The shattering 2007 crisis saw a resolution begin to emerge within a month. President Mwai Kibaki, while determinedly denying that that rigging made him president, took steps that indicated he recognized the obvious: there was a genuine contention about the election’s outcome that needed to be dealt with politically.

The result was a Kofi Annan-mediated dialogue between ODM and PNU that led to a political accord which saw extraordinary accomplishments in the next five years, including the new Constitution, and Kenya emerged much stronger that it had ever been as an inclusive nation. Thanks of course to Raila Odinga’s agreeing to sacrifice his own ambition and withdrawing his demand for the presidency he had won.

President Uhuru Kenyatta must act as President Kibaki did, by taking political steps that would give hope for a resolution to the alarming situation that prevails. Its seriousness can be gauged by his Attorney General regularly threatening death by hanging for the immensely popular NASA opposition leader if he was sworn in. Uhuru Kenyatta is imperiling Kenya by trivialising this crisis and pretending that whatever is wrong can be fixed by unleashing threats against leaders, as he himself did again at the Governors’ Council meeting yesterday at the Coast.

He also keeps emphasizing his commitment to preserving the integrity of our institutions, when in fact he led the charge against two fundamental ones, compromising the IEBC comprehensively, and undermining the Supreme Court by abusing and threatening the Justices for having nullified his election. Uhuru lives in a world of his own.

It is important to repeat what Mr Odinga and the other NASA leaders have been highlighting as the only way out of this confrontational environment – a serious dialogue to be initiated between President Kenyatta and NASA leaders on the basis of equality. The dialogue should include all key issues that each side wants, which means electoral justice must be on the agenda. Without that dialogue, Kenya’s politics will remain volatile and explosive, disrupting economic activity and governance for months to come.  

Nearly two thirds of Kenyans do not recognize Uhuru as President, and are determined to not let this stand. They are passionately demanding that Raila be sworn in as President or secession be pursued for our aggrieved populations. Self-determination, including secession, is a cardinal principle of international law enshrined in the Charter of the United Nations. The United Nations, the United States and the world helped our neighbours Ethiopia and Sudan successfully achieve self-determination for aggrieved populations which wanted to secede.

No serious person advocates secession blithely. Mr Odinga has repeatedly said this, advocating that the woes of aggrieved populations be heard seriously if that demand is to be averted.

The issue of swearing in is also not about to disappear any time soon. We saw how NASA supporters erupted in anger against a leader they passionately love, when Raila Odinga’s swearing-in on the 12 December was postponed. In his long political career, Raila has never been confronted with such opposition from his supporters. Kenyans are convinced that if they allow the third straight election theft to stand, there will never be another honest election in Kenya again.  
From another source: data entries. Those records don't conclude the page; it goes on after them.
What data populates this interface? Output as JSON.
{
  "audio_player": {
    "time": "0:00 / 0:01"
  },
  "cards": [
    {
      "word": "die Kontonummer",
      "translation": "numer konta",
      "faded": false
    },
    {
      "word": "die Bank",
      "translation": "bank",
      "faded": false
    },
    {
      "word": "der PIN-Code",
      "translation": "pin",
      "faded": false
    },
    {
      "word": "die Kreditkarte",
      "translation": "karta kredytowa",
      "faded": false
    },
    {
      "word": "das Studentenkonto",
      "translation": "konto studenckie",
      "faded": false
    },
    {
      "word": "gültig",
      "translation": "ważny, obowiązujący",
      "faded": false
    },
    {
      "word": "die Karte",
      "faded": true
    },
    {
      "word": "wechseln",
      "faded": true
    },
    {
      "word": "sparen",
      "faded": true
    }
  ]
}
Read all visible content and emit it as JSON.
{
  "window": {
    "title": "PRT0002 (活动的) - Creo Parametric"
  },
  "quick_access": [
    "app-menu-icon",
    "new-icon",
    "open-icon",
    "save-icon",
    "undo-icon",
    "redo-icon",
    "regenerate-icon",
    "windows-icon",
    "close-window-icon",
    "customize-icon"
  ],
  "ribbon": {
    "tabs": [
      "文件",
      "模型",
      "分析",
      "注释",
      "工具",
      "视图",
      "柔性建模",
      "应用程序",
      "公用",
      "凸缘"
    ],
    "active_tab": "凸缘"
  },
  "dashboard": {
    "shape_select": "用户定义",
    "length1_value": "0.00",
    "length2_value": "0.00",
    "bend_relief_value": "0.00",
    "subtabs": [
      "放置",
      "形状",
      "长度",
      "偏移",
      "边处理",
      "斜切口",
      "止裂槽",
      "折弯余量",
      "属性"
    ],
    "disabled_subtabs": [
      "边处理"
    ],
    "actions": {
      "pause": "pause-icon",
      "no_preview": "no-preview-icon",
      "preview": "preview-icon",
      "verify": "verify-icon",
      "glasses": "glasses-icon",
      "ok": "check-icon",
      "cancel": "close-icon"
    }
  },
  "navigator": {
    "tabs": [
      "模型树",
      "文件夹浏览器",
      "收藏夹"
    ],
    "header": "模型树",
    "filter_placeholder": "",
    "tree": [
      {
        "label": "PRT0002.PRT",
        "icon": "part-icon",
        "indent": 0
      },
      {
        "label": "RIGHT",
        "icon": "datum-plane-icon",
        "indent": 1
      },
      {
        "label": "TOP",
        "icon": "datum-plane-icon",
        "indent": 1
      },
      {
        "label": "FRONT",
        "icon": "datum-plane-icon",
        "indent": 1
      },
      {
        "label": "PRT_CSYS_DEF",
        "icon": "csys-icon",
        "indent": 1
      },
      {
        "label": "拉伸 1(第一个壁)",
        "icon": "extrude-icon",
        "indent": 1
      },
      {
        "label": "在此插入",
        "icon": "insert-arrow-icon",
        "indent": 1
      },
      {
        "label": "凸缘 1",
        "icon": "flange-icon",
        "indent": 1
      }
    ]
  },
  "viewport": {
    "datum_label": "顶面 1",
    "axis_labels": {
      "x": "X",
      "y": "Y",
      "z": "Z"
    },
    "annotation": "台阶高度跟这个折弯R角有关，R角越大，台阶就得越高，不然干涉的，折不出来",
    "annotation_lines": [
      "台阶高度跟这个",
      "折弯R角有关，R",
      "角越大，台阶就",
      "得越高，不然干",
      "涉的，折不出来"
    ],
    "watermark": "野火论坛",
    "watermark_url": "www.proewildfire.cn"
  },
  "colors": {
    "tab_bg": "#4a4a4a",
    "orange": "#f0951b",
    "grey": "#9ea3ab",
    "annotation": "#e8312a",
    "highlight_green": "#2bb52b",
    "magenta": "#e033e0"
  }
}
President Kenyatta’s refusal to initiate a serious dialogue is of course abetted by United Sates support, which was evident again at US Acting Assistant Secretary of State Donald Yamamoto’s teleconferenced press encounter yesterday. He praised Mr Odinga’s long history for democratic inclusion and progressive political reforms, and urged a dialogue as well – but one without electoral justice in its agenda! As Mr Odinga said yesterday, we are not beggars seeking crumbs that might fall from the table.  

Most Kenyans are convinced Raila Odinga won the 8 August election not merely because the Supreme Court nullified it. The evidence of wrongdoing was overwhelming. The IEBC also refused to provide the access to its servers that the Supreme Court had ordered, making it clear that the servers showed that it was Mr Odinga who won the election.

As Mr Odinga pointed out yesterday, the Supreme Court annulled Mr Kenyatta’s victory but not the election result. As Mr Odinga said yesterday, the server logs now in NASA’s possession clearly reveal that he won by a over a million votes.  

Uhuru Kenyatta is imperiling Kenya by trivialising this crisis and pretending that whatever is wrong can be fixed by unleashing threats against opposition leaders.

The writer is an Adviser to Raila Odinga.

.





Stay Connected